Controlling the size of the swarm of ships in Shoot 1Up reminds me of controlling the size of the swarm of swarmites in a game I reviewed a while ago called Banjo-Kazooie: Nuts & Bolts. Despite its name, Banjo-Kazo Swarm squandered its swarms; once crammed into a generic platform-dasher I wasn’t guiding 50 little creatures in a collective so much as steering a nebulus blob of incidental, if rather slick, animations.
Shoot 1Up, as its name suggests, adds another gun-toting ship straight into the action with each 1Up gained. It makes the abstract extra life a reality. It makes commanding a crazed spaceship armada even crazier. More importantly it makes Shoot 1Up a shmup I can finally play.
Shmups, a contraction of the latin shoot-uppa-lic-gradius, is a genre I loved only from afar. If I had a proper camera, I’d take time-lapse photographs of bullet-hell patterns and hang them on my wall. I’d resort to photography because I can’t actually play the likes of Ikaruga or Radiant Silvergun– certainly not for very long anyway. I’m an outsider with dulled reflexes who, and I say this as a recovering physicist, hates memorising patterns. Shoot 1Up‘s spawn/swarm conceit delivers the classic risk/reward gameplay in a forgiving and accessible way, which is so over-the-top and fun, it’s probably the best way.
Contract the ships to finely dodge and weave among enemy fire; expand your forces to coat the screen in bullets and beams and collect points from dropped enemies. Nuance and depth stem from the simple design: the multiplier increases as the ships are spread apart; sacrificed ships deal out kamikaze damage; pausing from the constant firing to take advantage of the shield bursts scores more points still; the powerful beam eminating from the cente of your phalanx (don’t laugh) provides a visual centre-of-mass to follow amidst the chaos; you can nudge the ships into shape using the side of the screen. The last one probably doesn’t matter but, like the rest of Shoot 1Up’s subtleties, it feels good.
Perhaps these things aren’t innovative at all and are completely pedestrian to the shmup afficienados. Or you yourself are in fact one with one-credit run. At least I’m not one of those reviewers who fake their way through “genre” games. I remember eye-rolling at many of the StarCraft II reviews using thousands of words to reword the back of the box. I’m just saying, I hope your eyes aren’t strained too badly from all this.

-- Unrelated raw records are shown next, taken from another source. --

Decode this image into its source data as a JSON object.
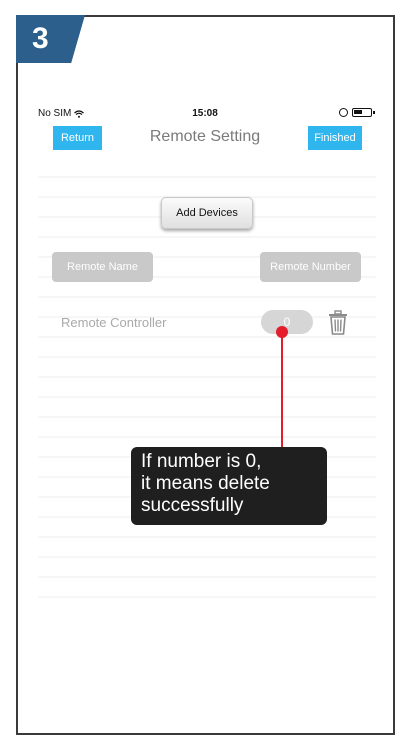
{
  "step": {
    "number": "3"
  },
  "status_bar": {
    "carrier": "No SIM",
    "time": "15:08"
  },
  "nav": {
    "return_label": "Return",
    "title": "Remote Setting",
    "finished_label": "Finished"
  },
  "main": {
    "add_devices_label": "Add Devices",
    "remote_name_label": "Remote Name",
    "remote_number_label": "Remote Number",
    "remote_row": {
      "name": "Remote Controller",
      "number": "0"
    }
  },
  "callout": {
    "lines": [
      "If number is 0,",
      "it means delete",
      "successfully"
    ]
  },
  "colors": {
    "step_badge": "#2d5f8c",
    "nav_button": "#2fb6ef",
    "pointer": "#e41c2c",
    "callout_bg": "#1f1f1f"
  },
  "icons": [
    "wifi-icon",
    "lock-rotation-icon",
    "battery-icon",
    "trash-icon"
  ]
}
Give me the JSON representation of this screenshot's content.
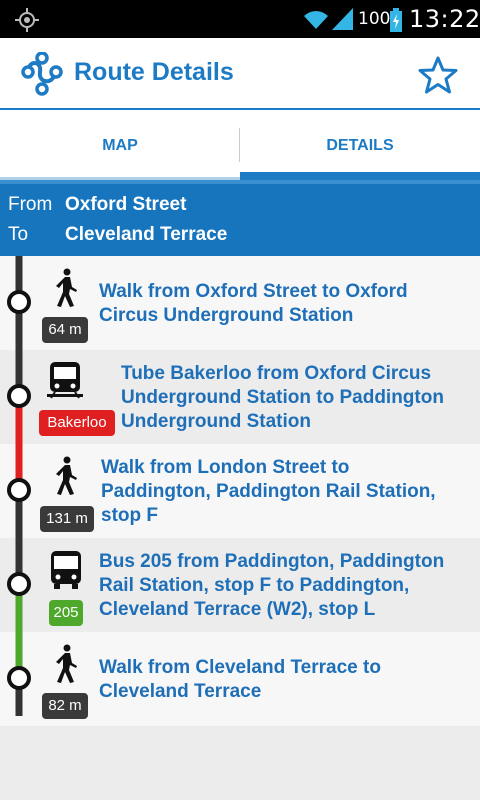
{
  "status_bar": {
    "battery": "100",
    "time": "13:22"
  },
  "action_bar": {
    "title": "Route Details",
    "icons": [
      "route-logo-icon",
      "star-icon"
    ]
  },
  "tabs": [
    {
      "label": "MAP",
      "selected": false
    },
    {
      "label": "DETAILS",
      "selected": true
    }
  ],
  "route": {
    "from_label": "From",
    "from_value": "Oxford Street",
    "to_label": "To",
    "to_value": "Cleveland Terrace"
  },
  "steps": [
    {
      "mode": "walk",
      "icon": "walk-icon",
      "badge": "64 m",
      "badge_color": "#3a3a3a",
      "line1": "Walk from Oxford Street to Oxford",
      "line2": "Circus Underground Station",
      "line3": ""
    },
    {
      "mode": "tube",
      "icon": "train-icon",
      "badge": "Bakerloo",
      "badge_color": "#e02020",
      "line1": "Tube Bakerloo from Oxford Circus",
      "line2": "Underground Station to Paddington",
      "line3": "Underground Station"
    },
    {
      "mode": "walk",
      "icon": "walk-icon",
      "badge": "131 m",
      "badge_color": "#3a3a3a",
      "line1": "Walk from London Street to",
      "line2": "Paddington, Paddington Rail Station,",
      "line3": "stop F"
    },
    {
      "mode": "bus",
      "icon": "bus-icon",
      "badge": "205",
      "badge_color": "#4ea82b",
      "line1": "Bus 205 from Paddington, Paddington",
      "line2": "Rail Station, stop F to Paddington,",
      "line3": "Cleveland Terrace (W2), stop L"
    },
    {
      "mode": "walk",
      "icon": "walk-icon",
      "badge": "82 m",
      "badge_color": "#3a3a3a",
      "line1": "Walk from Cleveland Terrace to",
      "line2": "Cleveland Terrace",
      "line3": ""
    }
  ],
  "colors": {
    "accent": "#1c7bc4",
    "walk_line": "#333333",
    "tube_line": "#e02020",
    "bus_line": "#4ea82b"
  }
}
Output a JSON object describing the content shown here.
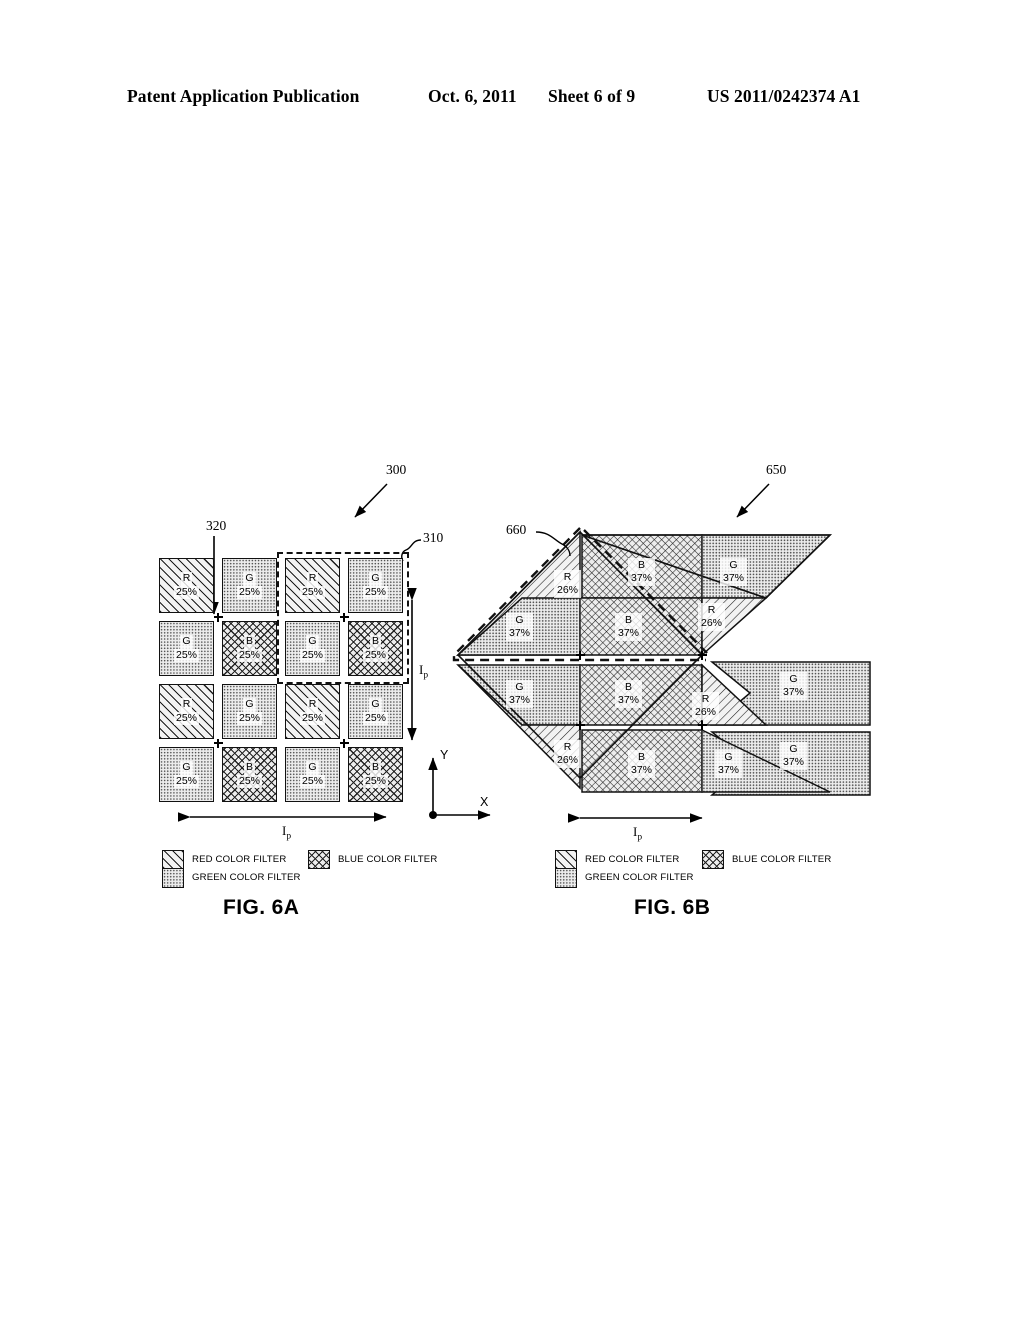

In the most creatively stressing and brave challenge to shmup conventions, points appear not as weird orbs or obscure symbols but floating 80s sci-fi bank notes. That over there is worth 1,200,000 points because it’s a rectangle with “1,200,000 points” written on it- that’s worth chasing down. Like many arcade point-chasers it’s only worth fighting for if there is a leaderboard to chase and shame, but alas there is none. If only there were some sort of readily available, socially-integrated network we all use to update challengers on our status and prowess.
Shoot 1Up costs a measly 80 Microsoft points. That’s less than £1, $1, one anything. It comes out at 70p which almost made me close this review with a Kinder Egg analogy. Decadent wrapper, fine chocolate, excellent toy- feel free to assemble it in the comments. I don’t recommend Shoot 1Up because it’s cheap. I recommend because its natural design and clever innovation busted open the shmup genre like some piñata that was always just out of reach. You should make a note of developer Mommy’s Best Games because you aren’t going to see a deal anywhere near this great outside of The Orange Box.